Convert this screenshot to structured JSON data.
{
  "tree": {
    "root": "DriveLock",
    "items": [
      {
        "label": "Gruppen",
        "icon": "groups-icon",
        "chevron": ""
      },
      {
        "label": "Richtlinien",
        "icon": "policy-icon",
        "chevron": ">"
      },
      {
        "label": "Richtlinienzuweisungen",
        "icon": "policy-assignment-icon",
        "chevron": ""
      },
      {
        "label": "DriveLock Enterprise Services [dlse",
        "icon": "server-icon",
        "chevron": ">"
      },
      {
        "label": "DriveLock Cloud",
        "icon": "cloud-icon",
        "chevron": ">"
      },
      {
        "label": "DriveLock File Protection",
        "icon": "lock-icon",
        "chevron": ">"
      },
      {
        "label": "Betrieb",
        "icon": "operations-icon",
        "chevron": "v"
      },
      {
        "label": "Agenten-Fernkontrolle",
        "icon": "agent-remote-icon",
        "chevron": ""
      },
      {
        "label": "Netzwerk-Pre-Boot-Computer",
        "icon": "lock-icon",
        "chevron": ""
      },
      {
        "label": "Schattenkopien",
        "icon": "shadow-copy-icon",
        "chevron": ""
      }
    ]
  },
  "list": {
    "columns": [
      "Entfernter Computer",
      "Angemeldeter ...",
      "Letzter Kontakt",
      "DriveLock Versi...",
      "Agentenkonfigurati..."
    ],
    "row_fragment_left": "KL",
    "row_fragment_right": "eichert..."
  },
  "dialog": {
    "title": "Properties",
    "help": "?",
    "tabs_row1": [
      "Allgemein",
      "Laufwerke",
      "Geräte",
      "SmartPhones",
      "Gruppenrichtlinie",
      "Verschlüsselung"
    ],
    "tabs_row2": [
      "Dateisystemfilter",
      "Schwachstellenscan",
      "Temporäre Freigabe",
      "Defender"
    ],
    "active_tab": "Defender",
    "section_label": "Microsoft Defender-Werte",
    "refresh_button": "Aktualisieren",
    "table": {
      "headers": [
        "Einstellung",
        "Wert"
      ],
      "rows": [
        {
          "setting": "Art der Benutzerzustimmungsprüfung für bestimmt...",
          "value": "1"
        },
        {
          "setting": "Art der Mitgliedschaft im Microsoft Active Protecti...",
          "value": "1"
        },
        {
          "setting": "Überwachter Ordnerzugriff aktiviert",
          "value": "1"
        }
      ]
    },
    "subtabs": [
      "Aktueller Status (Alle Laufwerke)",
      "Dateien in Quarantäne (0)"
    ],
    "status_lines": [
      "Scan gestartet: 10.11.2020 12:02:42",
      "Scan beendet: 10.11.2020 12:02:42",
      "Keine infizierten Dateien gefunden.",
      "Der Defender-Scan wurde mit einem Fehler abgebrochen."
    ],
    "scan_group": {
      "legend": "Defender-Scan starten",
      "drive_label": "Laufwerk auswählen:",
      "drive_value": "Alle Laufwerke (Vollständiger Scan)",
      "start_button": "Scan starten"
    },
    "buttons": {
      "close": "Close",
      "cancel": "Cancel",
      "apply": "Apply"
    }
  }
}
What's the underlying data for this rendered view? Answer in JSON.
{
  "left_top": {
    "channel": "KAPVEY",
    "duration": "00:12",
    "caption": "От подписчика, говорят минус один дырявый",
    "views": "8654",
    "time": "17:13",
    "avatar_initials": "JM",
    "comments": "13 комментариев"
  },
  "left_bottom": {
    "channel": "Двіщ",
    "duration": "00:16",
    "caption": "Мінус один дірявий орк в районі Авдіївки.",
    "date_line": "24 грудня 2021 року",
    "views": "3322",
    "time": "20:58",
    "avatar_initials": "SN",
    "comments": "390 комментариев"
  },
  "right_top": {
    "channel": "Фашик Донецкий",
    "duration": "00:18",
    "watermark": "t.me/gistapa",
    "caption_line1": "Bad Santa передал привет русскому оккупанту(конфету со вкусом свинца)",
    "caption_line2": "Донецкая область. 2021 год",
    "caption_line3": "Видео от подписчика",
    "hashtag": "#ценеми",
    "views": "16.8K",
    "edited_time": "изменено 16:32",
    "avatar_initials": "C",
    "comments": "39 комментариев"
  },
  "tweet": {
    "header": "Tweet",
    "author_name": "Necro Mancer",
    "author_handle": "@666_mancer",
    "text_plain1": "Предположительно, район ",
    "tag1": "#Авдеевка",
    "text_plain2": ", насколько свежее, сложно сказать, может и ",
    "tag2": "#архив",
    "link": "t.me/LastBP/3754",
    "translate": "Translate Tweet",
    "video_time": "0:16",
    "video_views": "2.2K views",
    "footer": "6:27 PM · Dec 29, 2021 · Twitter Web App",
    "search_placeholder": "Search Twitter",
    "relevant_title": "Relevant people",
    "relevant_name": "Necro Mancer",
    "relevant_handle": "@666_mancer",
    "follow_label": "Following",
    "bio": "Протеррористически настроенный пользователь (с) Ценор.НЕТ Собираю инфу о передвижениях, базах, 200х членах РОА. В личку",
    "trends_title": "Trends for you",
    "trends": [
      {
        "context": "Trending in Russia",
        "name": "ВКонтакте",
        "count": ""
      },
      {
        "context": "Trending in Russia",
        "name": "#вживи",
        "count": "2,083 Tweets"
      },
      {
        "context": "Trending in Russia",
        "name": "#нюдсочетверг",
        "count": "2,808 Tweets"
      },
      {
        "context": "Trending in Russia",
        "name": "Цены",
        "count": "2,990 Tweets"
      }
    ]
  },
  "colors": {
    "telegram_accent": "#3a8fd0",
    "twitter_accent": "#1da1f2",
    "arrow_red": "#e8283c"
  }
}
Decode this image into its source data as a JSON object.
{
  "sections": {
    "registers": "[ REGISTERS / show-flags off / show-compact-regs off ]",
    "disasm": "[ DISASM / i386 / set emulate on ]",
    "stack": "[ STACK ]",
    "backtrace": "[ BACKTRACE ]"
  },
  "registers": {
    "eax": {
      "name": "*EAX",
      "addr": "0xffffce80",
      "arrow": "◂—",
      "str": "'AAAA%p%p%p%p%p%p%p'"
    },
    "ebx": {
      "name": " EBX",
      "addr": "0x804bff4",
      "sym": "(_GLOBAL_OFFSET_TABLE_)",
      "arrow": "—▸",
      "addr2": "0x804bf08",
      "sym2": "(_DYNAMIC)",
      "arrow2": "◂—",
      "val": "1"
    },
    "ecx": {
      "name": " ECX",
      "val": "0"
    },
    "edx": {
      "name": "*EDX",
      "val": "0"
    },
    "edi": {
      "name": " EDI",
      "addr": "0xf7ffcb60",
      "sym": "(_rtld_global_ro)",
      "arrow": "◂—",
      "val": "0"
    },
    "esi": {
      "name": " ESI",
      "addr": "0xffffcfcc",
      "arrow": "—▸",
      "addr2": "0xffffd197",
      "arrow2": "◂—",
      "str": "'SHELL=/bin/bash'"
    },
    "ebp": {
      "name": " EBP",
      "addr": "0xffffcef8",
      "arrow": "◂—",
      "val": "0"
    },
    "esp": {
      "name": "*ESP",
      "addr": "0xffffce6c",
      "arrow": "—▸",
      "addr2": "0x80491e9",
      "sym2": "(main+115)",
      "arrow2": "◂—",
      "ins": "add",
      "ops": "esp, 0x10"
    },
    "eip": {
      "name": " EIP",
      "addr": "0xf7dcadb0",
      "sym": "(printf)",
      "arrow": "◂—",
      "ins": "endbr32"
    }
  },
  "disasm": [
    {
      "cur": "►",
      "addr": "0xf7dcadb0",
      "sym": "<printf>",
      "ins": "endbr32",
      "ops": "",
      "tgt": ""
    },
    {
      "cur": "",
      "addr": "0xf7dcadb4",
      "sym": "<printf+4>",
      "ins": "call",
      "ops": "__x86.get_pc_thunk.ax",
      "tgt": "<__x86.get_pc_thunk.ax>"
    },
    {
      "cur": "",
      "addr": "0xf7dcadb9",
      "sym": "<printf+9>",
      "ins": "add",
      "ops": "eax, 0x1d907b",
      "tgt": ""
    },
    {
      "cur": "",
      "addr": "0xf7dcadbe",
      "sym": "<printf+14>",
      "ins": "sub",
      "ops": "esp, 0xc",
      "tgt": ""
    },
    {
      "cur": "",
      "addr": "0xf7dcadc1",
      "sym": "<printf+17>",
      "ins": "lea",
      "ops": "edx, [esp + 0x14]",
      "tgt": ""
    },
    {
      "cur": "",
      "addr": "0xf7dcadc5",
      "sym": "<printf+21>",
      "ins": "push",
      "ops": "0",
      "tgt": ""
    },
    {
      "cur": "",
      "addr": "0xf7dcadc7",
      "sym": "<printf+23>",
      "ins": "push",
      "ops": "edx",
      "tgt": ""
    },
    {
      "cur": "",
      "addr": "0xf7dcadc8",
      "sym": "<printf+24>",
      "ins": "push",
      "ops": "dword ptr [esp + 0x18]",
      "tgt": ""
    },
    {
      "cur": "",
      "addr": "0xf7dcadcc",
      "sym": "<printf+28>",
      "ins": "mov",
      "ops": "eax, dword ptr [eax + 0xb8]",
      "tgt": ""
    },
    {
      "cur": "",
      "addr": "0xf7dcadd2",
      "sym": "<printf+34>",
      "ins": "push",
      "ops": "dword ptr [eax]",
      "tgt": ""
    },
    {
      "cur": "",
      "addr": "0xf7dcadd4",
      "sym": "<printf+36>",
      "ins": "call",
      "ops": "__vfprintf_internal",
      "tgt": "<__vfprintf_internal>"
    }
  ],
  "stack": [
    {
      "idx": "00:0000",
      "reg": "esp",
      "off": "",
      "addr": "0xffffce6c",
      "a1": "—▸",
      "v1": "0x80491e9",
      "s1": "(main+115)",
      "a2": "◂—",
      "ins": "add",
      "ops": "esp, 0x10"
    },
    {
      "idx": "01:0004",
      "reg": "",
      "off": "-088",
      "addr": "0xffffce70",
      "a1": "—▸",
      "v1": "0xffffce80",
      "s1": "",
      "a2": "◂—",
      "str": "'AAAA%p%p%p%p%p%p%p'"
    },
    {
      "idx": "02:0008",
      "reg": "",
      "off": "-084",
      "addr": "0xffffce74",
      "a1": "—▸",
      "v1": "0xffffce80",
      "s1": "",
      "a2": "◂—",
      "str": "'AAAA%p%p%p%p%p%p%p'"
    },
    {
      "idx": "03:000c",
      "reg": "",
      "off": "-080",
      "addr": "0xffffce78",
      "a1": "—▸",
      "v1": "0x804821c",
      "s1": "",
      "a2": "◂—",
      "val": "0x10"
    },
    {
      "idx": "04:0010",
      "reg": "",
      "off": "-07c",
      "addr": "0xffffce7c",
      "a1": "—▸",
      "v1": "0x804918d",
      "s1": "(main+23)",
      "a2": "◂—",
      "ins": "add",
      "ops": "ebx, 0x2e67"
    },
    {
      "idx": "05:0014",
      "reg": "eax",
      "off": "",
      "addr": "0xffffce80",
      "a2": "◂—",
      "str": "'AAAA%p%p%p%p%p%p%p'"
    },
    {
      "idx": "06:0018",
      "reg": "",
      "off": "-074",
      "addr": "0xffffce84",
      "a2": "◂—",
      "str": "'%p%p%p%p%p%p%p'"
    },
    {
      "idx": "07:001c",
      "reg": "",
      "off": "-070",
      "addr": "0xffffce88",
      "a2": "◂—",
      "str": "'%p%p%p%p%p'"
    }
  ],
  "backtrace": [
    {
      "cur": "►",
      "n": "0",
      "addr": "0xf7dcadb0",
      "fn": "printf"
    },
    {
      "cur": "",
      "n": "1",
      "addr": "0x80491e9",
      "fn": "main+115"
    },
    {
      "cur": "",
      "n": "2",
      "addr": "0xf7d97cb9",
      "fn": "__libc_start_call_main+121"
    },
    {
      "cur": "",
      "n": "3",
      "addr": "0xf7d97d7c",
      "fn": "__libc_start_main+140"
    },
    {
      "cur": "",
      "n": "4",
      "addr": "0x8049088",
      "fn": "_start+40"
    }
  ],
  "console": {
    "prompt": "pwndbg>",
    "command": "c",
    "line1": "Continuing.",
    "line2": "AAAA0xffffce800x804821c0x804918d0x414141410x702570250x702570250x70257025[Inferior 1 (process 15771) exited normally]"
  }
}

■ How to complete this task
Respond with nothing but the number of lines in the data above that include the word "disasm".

■ Written answer
2